═══ Dataset
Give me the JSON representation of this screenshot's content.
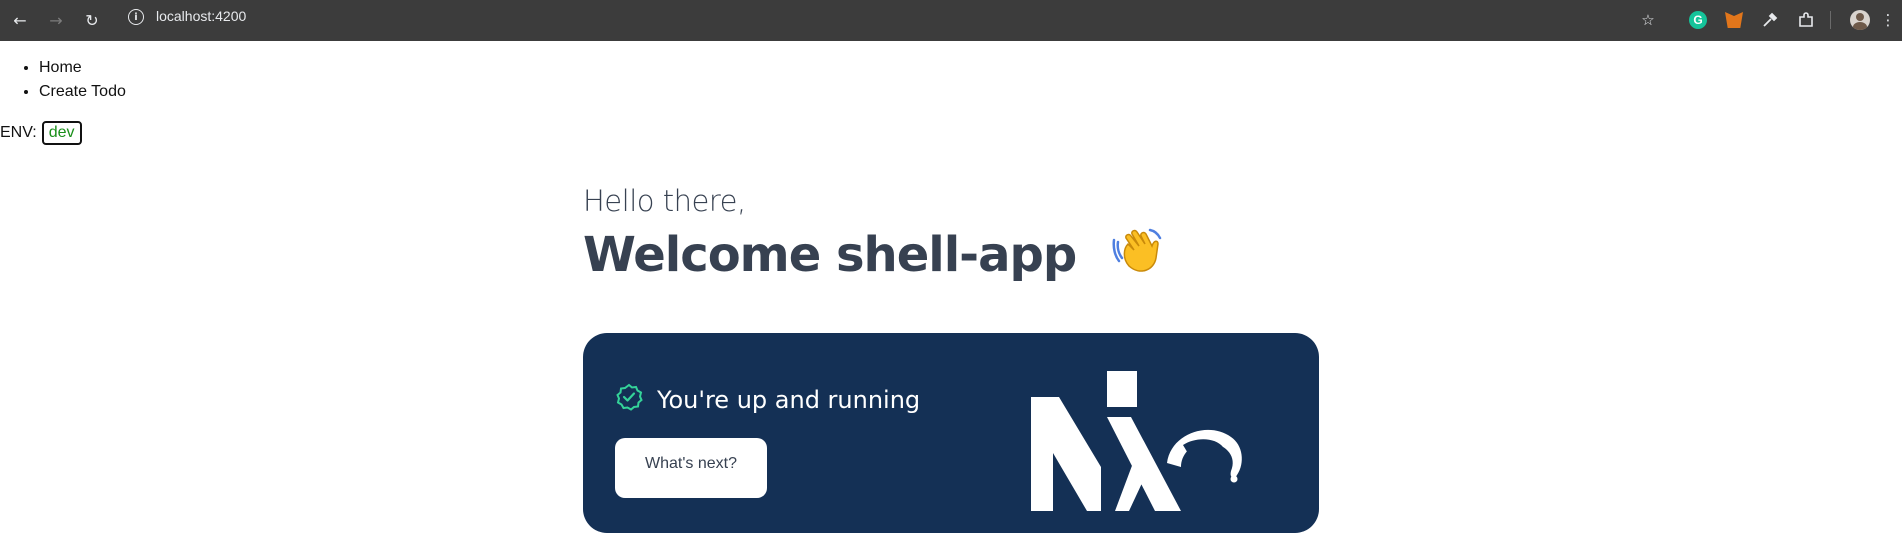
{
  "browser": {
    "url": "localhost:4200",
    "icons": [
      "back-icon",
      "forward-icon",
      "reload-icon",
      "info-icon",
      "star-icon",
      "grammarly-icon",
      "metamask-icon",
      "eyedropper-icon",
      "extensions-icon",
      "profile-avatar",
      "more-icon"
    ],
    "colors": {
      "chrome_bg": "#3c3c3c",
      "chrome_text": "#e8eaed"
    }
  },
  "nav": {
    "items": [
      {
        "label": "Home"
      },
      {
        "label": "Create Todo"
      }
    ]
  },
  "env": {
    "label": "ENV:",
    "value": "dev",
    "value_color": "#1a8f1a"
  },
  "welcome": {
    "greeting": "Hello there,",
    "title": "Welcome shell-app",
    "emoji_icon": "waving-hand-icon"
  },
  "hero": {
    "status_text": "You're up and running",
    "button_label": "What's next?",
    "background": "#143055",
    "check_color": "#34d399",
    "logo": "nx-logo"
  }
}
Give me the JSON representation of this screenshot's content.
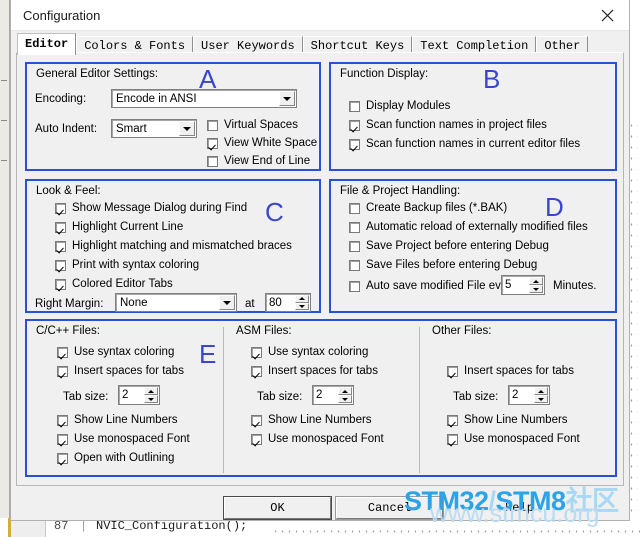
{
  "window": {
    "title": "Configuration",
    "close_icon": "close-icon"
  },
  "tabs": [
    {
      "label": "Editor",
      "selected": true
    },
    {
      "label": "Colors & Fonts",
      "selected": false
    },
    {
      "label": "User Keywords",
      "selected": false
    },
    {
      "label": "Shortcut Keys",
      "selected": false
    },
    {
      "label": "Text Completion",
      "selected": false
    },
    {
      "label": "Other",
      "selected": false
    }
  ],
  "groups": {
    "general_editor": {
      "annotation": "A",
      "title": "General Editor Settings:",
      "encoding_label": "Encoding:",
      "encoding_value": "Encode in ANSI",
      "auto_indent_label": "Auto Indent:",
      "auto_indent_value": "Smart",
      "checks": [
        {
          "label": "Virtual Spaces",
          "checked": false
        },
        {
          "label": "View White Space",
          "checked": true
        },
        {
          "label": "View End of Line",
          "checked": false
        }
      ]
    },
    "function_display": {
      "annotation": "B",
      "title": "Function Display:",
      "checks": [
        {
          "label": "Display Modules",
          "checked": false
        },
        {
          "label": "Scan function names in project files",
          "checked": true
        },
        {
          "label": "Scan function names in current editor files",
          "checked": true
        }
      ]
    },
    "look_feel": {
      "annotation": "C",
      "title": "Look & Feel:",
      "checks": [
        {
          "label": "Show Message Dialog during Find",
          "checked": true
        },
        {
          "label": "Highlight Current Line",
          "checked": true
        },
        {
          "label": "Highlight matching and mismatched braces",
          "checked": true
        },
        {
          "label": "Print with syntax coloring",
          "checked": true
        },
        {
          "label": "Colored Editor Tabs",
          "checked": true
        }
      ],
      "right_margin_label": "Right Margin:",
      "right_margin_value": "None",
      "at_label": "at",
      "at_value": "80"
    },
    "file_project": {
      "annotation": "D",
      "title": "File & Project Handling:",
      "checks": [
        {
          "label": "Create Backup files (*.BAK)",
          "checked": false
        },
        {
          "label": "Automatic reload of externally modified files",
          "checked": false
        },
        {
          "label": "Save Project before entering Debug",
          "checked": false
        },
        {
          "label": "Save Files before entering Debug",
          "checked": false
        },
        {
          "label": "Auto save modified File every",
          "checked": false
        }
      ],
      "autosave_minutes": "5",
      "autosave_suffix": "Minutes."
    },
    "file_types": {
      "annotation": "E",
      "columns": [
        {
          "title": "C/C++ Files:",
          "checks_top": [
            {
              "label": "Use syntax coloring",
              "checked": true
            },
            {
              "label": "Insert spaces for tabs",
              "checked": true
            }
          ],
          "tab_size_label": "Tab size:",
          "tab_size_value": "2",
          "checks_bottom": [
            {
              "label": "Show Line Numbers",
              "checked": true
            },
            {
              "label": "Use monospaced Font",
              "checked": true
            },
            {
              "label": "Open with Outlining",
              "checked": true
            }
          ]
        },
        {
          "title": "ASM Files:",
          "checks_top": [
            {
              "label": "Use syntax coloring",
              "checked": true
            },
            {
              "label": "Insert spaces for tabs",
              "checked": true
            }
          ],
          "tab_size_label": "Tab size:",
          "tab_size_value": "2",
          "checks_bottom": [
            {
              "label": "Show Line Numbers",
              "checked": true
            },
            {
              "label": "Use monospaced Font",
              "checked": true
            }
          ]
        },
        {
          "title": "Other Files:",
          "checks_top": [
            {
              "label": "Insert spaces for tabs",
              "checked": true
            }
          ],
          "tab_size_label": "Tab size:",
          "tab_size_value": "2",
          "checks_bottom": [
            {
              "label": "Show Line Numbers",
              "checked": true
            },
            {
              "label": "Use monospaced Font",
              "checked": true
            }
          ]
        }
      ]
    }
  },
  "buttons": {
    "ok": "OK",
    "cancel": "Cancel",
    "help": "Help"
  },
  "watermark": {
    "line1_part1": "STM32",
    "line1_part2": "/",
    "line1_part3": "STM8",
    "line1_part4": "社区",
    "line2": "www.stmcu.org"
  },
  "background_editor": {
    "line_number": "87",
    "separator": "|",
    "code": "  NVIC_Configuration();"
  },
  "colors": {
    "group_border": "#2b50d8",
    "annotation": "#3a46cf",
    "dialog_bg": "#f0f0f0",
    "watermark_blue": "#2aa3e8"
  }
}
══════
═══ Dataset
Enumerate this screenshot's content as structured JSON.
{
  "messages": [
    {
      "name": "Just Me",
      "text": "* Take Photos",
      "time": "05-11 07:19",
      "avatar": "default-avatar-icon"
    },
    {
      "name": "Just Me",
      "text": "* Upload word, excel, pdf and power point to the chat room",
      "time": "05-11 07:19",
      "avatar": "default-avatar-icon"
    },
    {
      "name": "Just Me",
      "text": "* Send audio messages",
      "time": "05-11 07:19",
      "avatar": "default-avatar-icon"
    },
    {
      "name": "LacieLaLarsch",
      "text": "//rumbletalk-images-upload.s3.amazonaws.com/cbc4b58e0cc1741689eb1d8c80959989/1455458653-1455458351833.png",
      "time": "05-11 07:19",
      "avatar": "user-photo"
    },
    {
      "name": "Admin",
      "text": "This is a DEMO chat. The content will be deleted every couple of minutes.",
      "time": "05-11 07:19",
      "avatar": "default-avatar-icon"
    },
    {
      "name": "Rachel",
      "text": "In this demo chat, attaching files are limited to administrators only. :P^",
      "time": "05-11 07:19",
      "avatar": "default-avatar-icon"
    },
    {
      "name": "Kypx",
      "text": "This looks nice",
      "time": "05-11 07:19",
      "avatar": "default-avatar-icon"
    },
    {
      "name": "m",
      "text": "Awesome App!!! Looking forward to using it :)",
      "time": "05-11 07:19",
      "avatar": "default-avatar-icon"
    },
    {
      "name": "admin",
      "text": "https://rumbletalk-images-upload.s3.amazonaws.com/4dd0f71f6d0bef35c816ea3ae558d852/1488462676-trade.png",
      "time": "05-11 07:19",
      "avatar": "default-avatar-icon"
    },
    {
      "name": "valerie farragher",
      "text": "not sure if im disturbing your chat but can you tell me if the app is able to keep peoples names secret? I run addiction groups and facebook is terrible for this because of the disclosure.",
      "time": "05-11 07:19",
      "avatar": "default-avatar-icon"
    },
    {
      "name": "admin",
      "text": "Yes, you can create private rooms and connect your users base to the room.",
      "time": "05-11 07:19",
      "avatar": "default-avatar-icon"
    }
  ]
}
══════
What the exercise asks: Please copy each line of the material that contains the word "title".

Output:
    "title": "Welcome shell-app",
    "title": "Configuration",
      "title": "General Editor Settings:",
      "title": "Function Display:",
      "title": "Look & Feel:",
      "title": "File & Project Handling:",
          "title": "C/C++ Files:",
          "title": "ASM Files:",
          "title": "Other Files:",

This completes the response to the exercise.